The mysterious disappearance of world adventurer David Livingston captivated England and America in the late 1800’s. The old man’s new mission was to...moreThe mysterious disappearance of world adventurer David Livingston captivated England and America in the late 1800’s. The old man’s new mission was to find the source of the Nile. Stanley, New York Daily New’s Foreign Corespondent, was sent in to find him dead or alive. Both men braved the tribes of Africa and ruthless Arab slave traders. The brutal bush exposed them to sickness and threatened starvation. The story behind the meeting is epic — this book is not. Accurate and enlightening, but short of engaging.(less)

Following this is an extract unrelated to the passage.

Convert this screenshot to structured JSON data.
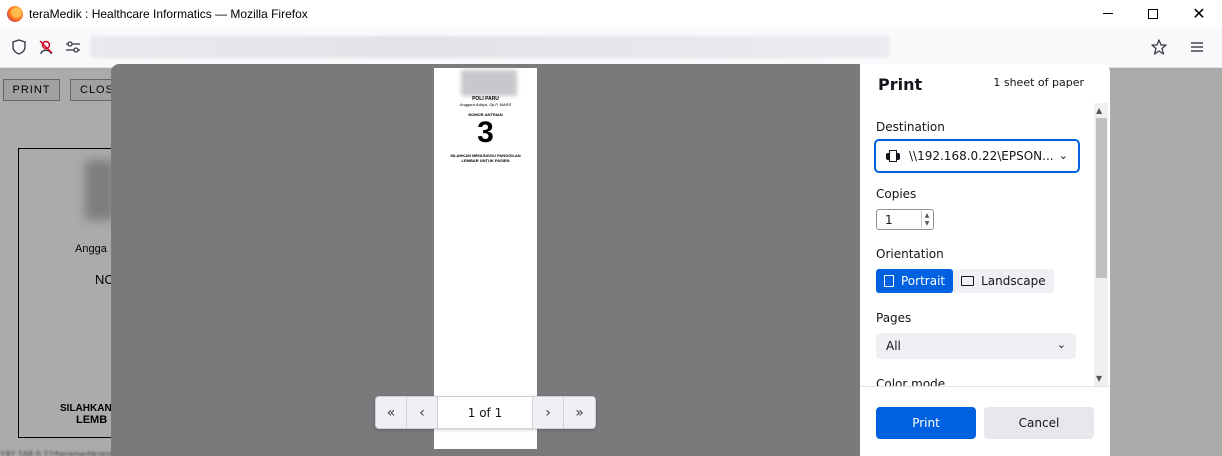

Crile’s real life history reads like an excellent spy novel. The largest covert CIA war in history (Afghanistan / USA vs. Russia) was launched by a wi...moreCrile’s real life history reads like an excellent spy novel. The largest covert CIA war in history (Afghanistan / USA vs. Russia) was launched by a wild-man Texas Congressman named Charlie Wilson and two gifted CIA agents. They had three things in common; a deep hatred of communists, an addiction for wild risks and a gift for swaying people and politics. Charlie Wilson, through his Appropriations Committee influence, had the balls to funnel 100’s of millions of dollars and act as a illegal spokesperson for “American Interest” abroad. Under the Reagan Administration, Afghanistan Freedom Fighters eventually became a public rally cry against Communist Russia and a major blow to USSR’s super-power status. (9/3/04)(less)